Read each of the lines below and tally those with "plan"; the tally is the whole answer.

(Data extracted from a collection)

»»

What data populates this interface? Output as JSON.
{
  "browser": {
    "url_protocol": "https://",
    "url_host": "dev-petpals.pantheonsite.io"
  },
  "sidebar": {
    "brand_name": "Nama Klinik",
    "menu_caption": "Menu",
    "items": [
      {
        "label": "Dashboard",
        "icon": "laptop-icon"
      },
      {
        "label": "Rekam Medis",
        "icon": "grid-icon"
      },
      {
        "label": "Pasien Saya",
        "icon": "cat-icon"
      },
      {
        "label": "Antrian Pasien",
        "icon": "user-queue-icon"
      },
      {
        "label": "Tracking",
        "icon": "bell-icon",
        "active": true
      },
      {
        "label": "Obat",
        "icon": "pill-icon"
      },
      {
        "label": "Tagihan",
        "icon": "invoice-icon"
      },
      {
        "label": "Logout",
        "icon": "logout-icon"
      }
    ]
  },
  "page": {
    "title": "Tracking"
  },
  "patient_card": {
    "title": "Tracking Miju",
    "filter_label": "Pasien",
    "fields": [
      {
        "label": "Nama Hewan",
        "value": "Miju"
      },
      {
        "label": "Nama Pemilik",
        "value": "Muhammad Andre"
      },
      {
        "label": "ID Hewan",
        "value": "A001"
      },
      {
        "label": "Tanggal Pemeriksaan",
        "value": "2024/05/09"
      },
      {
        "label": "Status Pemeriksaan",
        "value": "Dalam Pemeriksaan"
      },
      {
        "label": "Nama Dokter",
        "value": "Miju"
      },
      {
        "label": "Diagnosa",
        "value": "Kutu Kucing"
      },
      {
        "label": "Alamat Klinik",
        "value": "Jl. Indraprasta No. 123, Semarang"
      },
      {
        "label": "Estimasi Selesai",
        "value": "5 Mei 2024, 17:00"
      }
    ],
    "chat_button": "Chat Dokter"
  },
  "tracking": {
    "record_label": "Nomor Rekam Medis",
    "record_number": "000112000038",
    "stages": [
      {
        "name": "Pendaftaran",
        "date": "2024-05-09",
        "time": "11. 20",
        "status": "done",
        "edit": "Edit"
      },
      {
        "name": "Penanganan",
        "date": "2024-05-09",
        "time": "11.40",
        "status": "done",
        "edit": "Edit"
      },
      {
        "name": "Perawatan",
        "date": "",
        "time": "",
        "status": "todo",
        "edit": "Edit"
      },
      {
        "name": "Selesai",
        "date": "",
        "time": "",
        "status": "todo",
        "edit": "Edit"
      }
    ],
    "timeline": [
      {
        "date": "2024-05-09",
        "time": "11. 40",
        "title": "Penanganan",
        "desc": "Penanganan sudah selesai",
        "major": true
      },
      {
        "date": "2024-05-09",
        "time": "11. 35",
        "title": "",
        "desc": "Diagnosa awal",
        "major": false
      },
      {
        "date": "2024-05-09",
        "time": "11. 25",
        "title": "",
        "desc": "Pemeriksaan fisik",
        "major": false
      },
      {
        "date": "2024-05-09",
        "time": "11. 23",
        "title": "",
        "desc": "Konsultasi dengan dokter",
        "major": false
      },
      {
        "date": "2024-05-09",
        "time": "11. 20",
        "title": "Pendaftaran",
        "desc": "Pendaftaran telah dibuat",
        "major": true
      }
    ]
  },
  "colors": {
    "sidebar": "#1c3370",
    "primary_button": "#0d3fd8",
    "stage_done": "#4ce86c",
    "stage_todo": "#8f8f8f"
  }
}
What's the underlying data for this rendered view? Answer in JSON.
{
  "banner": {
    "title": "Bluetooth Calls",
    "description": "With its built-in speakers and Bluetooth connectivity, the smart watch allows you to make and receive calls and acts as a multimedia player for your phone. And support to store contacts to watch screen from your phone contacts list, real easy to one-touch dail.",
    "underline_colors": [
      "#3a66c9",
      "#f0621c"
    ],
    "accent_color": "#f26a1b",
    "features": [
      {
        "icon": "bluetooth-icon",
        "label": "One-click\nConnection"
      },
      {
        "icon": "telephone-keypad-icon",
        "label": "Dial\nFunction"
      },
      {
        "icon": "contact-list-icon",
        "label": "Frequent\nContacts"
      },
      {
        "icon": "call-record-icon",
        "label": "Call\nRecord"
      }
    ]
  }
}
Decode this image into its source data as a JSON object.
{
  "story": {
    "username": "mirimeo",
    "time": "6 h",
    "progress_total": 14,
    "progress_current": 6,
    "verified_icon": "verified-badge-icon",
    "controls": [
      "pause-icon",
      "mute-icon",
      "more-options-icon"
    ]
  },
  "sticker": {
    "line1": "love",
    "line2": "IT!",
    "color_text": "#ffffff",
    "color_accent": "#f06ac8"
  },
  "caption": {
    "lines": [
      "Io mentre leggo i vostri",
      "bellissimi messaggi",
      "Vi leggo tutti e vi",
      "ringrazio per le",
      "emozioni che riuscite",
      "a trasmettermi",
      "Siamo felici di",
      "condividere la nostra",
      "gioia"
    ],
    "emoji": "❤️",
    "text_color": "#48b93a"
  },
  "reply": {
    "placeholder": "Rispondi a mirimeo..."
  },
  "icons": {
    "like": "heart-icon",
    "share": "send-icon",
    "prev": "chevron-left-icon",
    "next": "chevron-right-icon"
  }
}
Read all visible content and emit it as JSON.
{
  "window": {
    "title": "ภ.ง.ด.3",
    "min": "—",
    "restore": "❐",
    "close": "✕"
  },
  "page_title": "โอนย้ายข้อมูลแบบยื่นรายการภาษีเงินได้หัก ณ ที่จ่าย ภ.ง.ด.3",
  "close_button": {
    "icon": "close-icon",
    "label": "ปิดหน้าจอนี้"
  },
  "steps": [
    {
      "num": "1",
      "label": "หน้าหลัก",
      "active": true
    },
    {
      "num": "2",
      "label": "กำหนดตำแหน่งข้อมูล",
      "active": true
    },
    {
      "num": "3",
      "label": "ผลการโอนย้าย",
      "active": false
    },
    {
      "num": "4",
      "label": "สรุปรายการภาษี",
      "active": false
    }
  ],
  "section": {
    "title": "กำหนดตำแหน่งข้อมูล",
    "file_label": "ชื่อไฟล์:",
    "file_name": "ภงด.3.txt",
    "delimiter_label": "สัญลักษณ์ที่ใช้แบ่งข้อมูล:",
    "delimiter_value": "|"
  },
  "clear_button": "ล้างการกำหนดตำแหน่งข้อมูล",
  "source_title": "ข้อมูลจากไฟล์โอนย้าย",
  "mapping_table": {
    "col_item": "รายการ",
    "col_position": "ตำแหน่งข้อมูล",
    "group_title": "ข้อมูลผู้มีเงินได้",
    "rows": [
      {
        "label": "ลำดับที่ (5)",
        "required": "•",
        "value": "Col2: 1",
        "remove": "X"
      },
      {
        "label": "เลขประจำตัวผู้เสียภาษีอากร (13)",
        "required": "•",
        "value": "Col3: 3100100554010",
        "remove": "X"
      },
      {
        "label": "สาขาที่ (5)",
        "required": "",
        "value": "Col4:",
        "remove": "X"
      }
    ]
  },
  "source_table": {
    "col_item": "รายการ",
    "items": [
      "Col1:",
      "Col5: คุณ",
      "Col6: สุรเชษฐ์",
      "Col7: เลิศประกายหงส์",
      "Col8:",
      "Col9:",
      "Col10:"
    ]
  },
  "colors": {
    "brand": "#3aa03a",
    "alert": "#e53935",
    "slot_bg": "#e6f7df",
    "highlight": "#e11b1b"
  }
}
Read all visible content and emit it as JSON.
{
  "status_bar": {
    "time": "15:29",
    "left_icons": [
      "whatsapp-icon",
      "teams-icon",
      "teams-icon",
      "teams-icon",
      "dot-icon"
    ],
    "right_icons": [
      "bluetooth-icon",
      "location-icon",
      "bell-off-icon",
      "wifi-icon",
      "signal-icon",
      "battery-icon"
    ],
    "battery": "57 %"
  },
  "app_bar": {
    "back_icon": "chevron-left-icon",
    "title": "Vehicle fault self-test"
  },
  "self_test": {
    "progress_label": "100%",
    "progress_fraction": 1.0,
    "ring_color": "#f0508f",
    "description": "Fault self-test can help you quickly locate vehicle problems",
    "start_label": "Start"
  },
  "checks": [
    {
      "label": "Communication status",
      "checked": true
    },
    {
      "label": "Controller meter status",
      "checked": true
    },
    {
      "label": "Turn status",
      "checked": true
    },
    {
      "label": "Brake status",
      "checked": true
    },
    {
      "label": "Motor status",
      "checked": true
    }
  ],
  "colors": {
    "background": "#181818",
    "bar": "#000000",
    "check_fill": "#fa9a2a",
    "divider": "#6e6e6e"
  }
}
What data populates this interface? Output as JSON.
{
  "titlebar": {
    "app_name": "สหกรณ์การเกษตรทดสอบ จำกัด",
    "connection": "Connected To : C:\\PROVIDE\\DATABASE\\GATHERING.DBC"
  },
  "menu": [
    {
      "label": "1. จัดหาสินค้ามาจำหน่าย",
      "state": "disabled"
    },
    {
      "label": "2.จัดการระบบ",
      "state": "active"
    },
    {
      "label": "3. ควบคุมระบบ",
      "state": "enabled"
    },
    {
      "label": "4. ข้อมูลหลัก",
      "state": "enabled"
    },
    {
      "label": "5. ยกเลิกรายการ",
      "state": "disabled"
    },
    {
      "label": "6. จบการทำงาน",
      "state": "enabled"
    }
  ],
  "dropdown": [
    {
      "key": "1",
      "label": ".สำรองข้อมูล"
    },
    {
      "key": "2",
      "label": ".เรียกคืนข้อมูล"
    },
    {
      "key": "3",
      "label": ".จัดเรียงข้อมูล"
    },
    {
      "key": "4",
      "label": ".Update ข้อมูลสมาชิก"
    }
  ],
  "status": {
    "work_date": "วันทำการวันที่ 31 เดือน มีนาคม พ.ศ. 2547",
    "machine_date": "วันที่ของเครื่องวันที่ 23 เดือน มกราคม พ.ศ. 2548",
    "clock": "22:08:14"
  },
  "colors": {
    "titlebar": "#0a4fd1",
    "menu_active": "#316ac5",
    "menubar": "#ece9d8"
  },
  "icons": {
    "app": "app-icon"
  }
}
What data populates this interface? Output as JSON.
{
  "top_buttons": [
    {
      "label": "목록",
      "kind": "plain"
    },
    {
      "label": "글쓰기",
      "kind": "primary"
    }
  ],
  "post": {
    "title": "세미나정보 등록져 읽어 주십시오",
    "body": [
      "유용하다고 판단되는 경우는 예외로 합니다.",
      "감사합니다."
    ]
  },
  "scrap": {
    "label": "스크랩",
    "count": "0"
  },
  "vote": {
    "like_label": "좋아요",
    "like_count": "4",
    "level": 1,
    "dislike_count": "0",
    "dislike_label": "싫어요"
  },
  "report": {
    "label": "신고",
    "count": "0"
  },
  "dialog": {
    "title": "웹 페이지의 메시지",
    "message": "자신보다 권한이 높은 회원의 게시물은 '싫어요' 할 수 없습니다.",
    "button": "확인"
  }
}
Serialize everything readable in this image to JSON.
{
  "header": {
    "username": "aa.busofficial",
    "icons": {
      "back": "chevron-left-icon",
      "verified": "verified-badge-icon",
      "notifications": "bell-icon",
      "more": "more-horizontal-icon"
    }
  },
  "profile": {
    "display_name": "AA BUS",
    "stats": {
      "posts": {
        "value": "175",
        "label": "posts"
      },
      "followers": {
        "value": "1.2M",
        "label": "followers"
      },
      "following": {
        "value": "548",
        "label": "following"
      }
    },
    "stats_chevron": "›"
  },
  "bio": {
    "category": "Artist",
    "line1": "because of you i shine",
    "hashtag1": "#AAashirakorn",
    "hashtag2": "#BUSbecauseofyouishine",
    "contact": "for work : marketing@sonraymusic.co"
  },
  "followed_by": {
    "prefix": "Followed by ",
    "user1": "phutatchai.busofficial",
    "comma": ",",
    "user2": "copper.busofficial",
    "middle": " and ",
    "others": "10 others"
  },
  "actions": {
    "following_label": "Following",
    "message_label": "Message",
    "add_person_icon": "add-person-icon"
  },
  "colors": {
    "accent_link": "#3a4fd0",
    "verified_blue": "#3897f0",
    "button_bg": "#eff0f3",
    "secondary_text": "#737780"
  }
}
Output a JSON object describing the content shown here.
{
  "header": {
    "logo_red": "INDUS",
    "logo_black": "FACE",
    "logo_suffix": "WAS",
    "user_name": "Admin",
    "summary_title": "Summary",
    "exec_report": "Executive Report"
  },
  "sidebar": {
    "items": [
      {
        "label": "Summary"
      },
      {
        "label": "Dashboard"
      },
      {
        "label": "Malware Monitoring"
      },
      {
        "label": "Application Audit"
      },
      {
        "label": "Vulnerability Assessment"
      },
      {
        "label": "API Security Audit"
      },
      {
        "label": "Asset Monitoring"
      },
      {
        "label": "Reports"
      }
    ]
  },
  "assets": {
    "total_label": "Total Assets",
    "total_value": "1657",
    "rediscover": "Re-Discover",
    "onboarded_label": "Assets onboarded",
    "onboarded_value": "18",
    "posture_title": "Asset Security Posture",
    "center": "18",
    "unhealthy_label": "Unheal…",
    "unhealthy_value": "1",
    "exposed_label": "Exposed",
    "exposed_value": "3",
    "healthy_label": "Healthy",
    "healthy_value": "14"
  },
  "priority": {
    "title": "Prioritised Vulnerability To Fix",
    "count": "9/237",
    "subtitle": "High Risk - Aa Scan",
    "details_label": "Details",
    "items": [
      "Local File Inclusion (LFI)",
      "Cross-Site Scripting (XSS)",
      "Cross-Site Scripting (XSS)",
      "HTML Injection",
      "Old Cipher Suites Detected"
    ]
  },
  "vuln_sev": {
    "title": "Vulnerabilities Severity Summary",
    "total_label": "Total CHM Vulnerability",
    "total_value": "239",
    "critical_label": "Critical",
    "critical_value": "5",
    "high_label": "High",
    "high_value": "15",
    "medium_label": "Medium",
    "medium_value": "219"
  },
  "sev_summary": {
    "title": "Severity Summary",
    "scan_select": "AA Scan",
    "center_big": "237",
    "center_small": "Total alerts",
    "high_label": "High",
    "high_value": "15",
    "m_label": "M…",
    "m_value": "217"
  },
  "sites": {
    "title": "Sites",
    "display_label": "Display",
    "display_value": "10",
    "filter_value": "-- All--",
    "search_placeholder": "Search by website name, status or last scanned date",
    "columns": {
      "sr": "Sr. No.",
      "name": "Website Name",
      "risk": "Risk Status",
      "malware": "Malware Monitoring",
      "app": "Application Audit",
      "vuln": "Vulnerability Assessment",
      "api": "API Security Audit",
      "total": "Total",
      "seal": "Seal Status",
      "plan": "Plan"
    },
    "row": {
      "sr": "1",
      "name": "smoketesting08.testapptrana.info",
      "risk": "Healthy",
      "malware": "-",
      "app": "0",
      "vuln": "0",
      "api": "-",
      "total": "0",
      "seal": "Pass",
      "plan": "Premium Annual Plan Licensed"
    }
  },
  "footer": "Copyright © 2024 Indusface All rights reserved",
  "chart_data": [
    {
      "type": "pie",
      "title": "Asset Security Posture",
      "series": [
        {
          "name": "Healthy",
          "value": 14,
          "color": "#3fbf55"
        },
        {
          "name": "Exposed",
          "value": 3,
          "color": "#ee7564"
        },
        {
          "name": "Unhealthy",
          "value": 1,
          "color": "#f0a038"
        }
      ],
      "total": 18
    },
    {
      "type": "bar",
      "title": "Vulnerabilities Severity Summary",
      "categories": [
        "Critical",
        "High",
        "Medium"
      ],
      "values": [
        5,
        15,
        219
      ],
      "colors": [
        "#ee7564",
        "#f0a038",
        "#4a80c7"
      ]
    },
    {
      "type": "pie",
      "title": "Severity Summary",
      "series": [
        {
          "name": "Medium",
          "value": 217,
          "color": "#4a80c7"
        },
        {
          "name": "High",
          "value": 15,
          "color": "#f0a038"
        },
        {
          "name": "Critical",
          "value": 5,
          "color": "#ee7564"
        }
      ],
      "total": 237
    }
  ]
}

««

[RESPONSE BELOW] 2